Learning Curve is an annual exhibition of selected work made by HCP´s students from the past year. From digital to alternative processes, the exhibition highlights the various educational programs HCP offers through its Learning Center.
HCP offers over 300 workshops and classes a year ranging in skill level and medium reaching over 1,000 lifelong learners. The instructors that lead these photography workshops are local professional photographers and artists that are able to share their knowledge with the Houston community. In addition to the group of instructors from Houston, HCP also hosts classes taught by visiting artists from across the nation such as Henry Horenstein, Dan Burkholder, Susan Burnstine, Sally Gall, and Joni Sternbach. With a large and experienced group of instructors, HCP is able to offer something to students of all levels and photographic experiences.
The exhibition is juried by Allison Pappas, Curatorial Assistant, Photography Department at Museum of Fine Arts, Houston.
Development and PR Coordinator
Sandy Vitrano tel 713-529-4755 Fax 713-529-9248 firstname.lastname@example.org
Opening Friday 22 November 2013 at 18 - 20h
Houston Center for Photography
1441 W. Alabama St., Houston

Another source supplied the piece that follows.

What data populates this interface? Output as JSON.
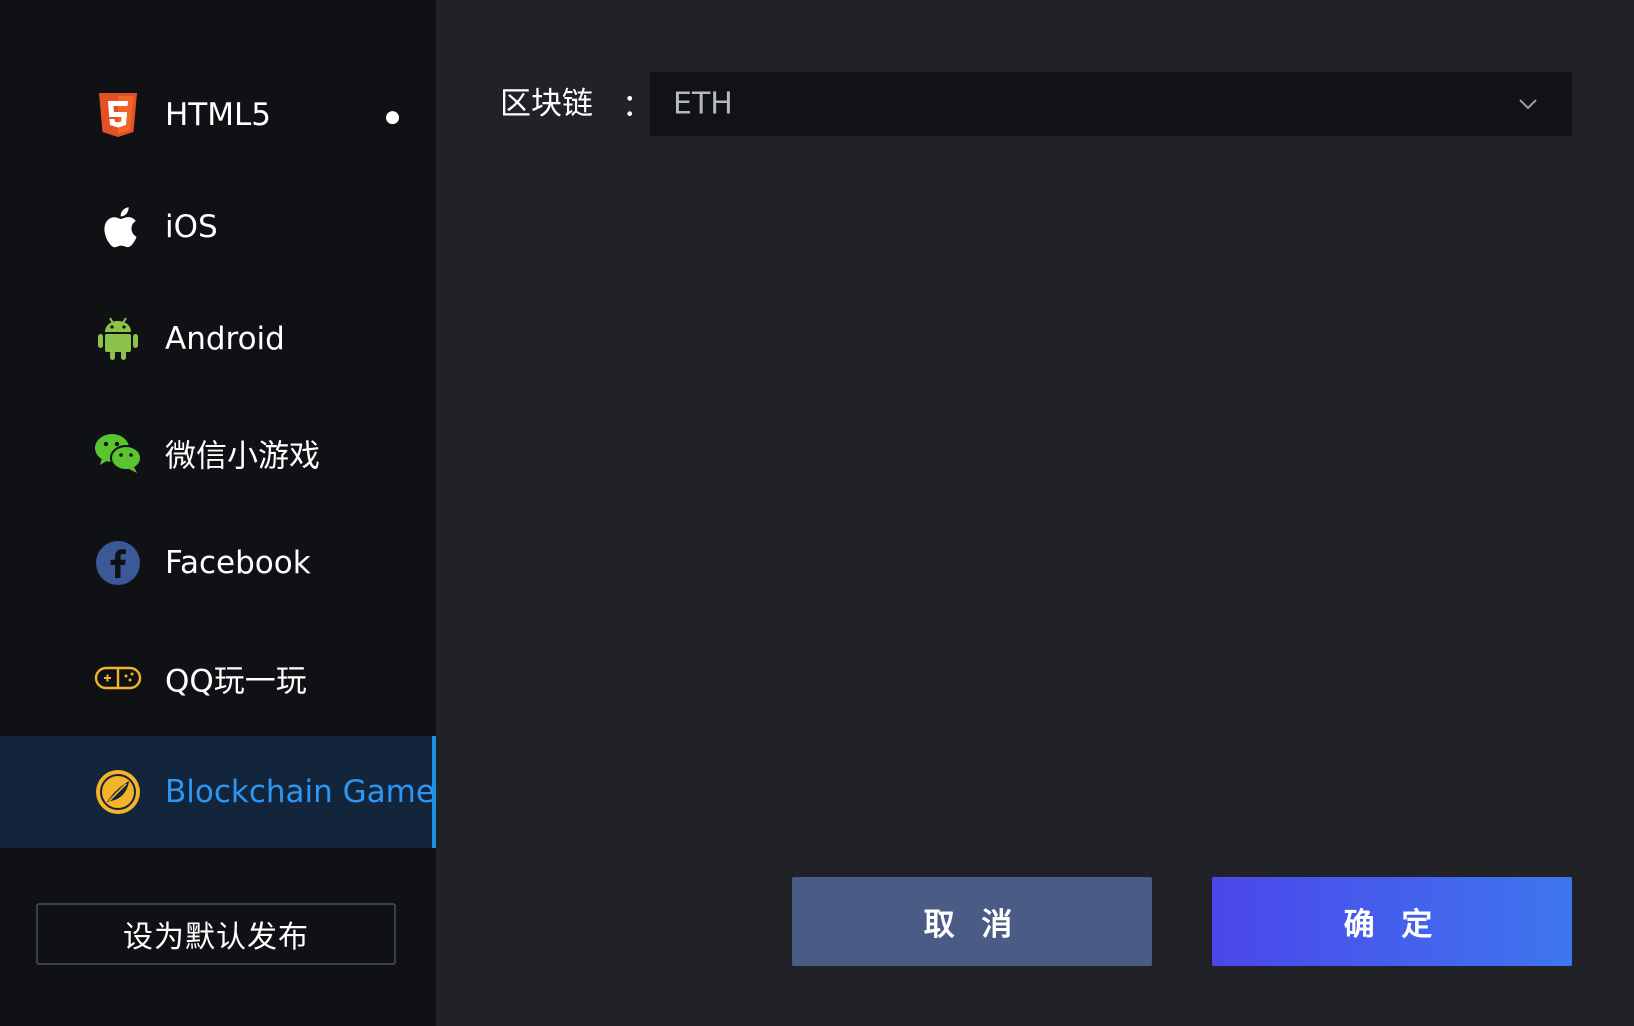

Open hours: from Wednesday to Thursday 11 - 21, Friday 11 - 17, Saturday and Sunday 11 - 19